Five NBA titles, two finals MVPs, 18 NBA all-star appearances, and as of this March, one Oscar – that’s the brass Kobe Bryant has to show after a 20-year long career of NBA basketball. It’s also what makes him one of the greatest players to ever step on a basketball court and the Oscar is a perfect acknowledgement of his passion and love for the game.
For anyone who has shown even a mild interest in basketball during the past two decades, these accolades hardly come as a surprise – Kobe’s been in the spotlight throughout his entire career and he’s had his name put up against some of the game’s greats. And, like any great, it took more than pure talent and a streak of good luck for the Black Mamba to earn his spot in the Hall of Fame.
Here is what Kobe Bryant can teach us about success.
Coming into the league at just 18 years old, Kobe spent his entire first two seasons coming in from the bench.While he did earn his first all-star selection during his sophomore season, we can safely say that Kobe didn’t have a major role that other legends had from the start of their careers. During these two years, Kobe wasn’t regarded as the leading scorer with the killer instinct we now know and love; he was more of a backup player with a lot of talent, waiting for his opportunity.
However, once he got it – he started writing history. His third season was hindered by injury but, during his fourth, he doubled his PPG and improved all aspects of his game – shooting, assists, rebounding, and defense. He earned his second all-star selection this year and has never passed on a selection since. He went full throttle and never looked back on the skinny boy with the afro sitting on the bench and waiting for the coach to call his name.
If there’s one thing Kobe has been known for his entire career, that’s his incredible work ethic. Even when he reached his prime and won back-to-back titles, he was still the first one to enter the gym and the last one to leave it. His teammates often lauded him for his incredible drive and dedication during team practices, as he was often the key motivator.
All of this work reflected on his performance. For example, at age 34 (during the 2012/13 season), Kobe put up 27.3 points on 46% shooting – the second best shooting percentage of his career. It’s hard to achieve this kind of longevity without a disturbing amount of work ethic and dedication.
There is a good reason why we all scream “Kobe!” as we shoot a folded piece of paper into the waste bin – the man built his career on buzzer beaters and clutch shots with defenders in his jersey. The ability to deliver when it matters most is a true virtue of champions. Jordan had it, Magic had it, LeBron has it. There isn’t a single NBA legend that couldn’t come through in the clutch.

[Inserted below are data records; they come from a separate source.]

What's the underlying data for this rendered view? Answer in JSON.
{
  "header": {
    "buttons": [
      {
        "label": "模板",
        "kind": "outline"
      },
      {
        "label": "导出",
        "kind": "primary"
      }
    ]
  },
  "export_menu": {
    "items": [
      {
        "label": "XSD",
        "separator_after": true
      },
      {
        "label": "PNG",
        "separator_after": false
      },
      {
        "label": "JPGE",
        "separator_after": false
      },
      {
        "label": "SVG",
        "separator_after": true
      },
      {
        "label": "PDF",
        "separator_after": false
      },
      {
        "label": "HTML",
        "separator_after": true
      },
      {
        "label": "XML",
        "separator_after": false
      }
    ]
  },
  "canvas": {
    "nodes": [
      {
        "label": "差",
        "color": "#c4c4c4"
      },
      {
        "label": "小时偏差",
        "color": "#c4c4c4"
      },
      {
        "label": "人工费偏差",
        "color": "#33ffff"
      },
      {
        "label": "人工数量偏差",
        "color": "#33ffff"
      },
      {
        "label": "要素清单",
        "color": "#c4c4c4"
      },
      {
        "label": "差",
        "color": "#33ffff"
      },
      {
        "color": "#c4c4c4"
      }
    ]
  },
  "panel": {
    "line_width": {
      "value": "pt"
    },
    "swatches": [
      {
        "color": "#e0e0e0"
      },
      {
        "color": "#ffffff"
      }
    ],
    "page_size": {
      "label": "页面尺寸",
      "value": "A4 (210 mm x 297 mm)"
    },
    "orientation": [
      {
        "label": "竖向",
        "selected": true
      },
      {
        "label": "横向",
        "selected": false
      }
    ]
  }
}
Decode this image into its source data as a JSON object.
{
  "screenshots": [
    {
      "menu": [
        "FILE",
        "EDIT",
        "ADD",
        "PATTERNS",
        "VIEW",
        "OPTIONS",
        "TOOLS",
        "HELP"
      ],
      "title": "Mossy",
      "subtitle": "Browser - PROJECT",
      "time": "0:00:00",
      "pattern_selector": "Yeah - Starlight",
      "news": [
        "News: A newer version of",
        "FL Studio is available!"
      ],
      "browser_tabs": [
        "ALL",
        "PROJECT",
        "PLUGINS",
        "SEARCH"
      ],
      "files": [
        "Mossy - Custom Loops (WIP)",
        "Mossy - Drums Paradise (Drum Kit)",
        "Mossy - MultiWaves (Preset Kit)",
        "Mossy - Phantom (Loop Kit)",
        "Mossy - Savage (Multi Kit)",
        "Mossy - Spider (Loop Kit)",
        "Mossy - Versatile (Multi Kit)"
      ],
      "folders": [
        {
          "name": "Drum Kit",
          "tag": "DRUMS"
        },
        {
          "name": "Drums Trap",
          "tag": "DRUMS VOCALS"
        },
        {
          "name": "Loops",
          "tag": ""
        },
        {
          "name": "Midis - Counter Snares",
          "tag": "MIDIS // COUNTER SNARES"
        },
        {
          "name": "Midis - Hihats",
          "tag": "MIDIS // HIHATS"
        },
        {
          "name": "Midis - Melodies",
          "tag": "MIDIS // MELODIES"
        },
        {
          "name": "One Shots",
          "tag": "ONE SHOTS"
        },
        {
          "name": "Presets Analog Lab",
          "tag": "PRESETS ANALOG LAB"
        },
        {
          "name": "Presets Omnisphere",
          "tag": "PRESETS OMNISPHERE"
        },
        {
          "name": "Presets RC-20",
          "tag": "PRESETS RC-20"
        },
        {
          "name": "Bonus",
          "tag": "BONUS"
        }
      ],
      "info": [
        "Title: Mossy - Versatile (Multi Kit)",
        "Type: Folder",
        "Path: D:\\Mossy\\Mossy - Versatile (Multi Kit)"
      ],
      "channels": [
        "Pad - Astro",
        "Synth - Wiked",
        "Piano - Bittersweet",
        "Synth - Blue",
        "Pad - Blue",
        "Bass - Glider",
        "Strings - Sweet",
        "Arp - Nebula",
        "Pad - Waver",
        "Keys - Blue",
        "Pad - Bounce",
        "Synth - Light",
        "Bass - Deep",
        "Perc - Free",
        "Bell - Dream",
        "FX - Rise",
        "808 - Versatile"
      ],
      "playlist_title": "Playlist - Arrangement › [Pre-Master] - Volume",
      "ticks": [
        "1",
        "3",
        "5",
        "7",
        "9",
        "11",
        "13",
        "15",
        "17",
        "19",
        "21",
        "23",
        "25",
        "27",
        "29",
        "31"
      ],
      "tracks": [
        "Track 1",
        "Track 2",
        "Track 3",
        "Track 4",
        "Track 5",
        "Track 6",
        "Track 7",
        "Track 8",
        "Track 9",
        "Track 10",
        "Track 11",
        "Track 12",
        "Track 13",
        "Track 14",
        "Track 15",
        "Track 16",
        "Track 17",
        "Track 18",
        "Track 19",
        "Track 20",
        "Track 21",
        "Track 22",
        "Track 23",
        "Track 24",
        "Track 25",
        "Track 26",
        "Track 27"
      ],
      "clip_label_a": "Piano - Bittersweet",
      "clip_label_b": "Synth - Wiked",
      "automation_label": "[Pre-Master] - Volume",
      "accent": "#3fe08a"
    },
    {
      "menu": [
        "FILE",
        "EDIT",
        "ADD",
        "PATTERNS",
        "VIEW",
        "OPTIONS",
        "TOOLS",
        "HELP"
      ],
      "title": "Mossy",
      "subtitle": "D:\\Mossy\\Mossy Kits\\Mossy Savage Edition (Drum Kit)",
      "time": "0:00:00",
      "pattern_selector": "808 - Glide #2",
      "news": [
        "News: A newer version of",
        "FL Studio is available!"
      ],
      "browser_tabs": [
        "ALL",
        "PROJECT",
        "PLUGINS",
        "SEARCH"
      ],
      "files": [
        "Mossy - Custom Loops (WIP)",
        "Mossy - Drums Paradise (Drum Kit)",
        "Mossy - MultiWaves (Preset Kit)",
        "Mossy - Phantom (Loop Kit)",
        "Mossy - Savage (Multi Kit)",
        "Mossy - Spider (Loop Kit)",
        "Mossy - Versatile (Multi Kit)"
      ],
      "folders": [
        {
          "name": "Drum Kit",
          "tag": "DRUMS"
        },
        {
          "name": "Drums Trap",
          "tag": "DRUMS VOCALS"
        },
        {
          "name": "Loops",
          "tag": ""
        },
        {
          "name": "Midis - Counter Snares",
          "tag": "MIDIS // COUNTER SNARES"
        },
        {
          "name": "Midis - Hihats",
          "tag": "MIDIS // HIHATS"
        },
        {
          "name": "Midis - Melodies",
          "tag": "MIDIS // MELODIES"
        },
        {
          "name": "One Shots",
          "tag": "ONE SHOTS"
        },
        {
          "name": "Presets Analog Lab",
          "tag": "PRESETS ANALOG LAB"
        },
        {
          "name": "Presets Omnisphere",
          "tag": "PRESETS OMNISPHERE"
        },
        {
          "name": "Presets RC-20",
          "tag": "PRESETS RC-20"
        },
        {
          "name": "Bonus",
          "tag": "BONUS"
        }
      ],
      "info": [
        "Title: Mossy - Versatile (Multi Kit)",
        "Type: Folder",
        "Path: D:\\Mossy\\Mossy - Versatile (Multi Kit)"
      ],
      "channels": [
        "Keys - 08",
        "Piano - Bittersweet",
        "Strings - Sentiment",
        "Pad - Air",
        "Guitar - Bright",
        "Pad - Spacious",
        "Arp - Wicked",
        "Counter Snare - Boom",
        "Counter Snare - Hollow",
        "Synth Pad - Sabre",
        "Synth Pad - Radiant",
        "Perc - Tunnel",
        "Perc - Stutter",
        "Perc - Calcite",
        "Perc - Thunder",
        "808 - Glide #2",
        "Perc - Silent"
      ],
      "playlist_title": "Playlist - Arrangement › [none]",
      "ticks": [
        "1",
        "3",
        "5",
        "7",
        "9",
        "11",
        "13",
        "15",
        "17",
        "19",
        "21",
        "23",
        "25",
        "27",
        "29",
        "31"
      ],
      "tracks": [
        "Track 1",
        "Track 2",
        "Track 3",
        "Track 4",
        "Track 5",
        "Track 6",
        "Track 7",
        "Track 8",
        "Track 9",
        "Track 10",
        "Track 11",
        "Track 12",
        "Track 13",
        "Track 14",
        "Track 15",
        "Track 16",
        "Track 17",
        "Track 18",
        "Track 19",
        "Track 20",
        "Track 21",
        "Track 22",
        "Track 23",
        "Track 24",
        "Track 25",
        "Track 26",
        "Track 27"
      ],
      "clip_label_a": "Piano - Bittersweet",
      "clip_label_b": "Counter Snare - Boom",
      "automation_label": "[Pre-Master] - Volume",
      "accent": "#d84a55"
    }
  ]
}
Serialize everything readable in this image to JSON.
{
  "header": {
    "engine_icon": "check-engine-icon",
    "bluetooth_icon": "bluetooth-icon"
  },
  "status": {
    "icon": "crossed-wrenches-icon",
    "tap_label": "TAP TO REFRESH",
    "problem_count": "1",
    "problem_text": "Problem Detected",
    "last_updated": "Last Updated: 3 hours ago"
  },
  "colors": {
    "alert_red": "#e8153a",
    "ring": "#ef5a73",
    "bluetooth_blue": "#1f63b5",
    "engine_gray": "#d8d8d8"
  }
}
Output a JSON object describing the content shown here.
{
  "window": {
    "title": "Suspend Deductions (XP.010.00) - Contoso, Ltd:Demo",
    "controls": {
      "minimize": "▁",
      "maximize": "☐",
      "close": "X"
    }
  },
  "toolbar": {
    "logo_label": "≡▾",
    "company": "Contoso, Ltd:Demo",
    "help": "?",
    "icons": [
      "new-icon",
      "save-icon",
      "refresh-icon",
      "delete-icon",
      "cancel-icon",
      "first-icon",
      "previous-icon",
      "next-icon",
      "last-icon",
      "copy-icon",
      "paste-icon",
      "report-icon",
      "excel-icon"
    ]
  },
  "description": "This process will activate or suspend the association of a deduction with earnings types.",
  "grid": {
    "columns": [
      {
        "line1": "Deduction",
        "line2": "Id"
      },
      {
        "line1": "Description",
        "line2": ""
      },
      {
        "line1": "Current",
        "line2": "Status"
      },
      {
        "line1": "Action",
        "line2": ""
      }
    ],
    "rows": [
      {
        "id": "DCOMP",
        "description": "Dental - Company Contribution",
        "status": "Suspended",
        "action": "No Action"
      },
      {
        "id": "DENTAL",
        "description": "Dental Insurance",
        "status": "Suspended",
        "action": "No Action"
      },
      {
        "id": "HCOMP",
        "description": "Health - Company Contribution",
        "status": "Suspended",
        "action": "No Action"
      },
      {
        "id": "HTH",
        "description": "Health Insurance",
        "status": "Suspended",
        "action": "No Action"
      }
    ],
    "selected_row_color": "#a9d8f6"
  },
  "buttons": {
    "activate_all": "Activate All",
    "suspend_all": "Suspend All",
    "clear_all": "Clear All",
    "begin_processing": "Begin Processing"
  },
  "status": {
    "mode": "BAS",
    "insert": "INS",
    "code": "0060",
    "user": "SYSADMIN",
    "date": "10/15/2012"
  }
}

Just take a look at some of these plays and tell us you don’t see a man destined for greatness.
In fact, Kobe’s killer instinct and cold head earned him the nickname “the Black Mamba” – the deadliest, most merciless snake there is.
Lastly, all of these things – the patience, the work, the pressure – come very easy if you love what you do. Every time he stepped on the court, every time he yelled at the refs or cried after a victory, you could feel the love that this man had for the game. You can hold many things against Kobe, and his game certainly wasn’t perfect, but the passion with which he played can’t be taken away from him.
That’s why his Oscar-winning animated short is called “Dear basketball” – it’s a letter to his first love, an ode to his 20-year long relationship with the game between two hoops.
Kobe Bryant is a perfect example of how great talent, combined with impeccable work ethic and passion can achieve incredible things.
Taking a look at one of the greatest careers in basketball, we can learn where we can seek to be the best in the world.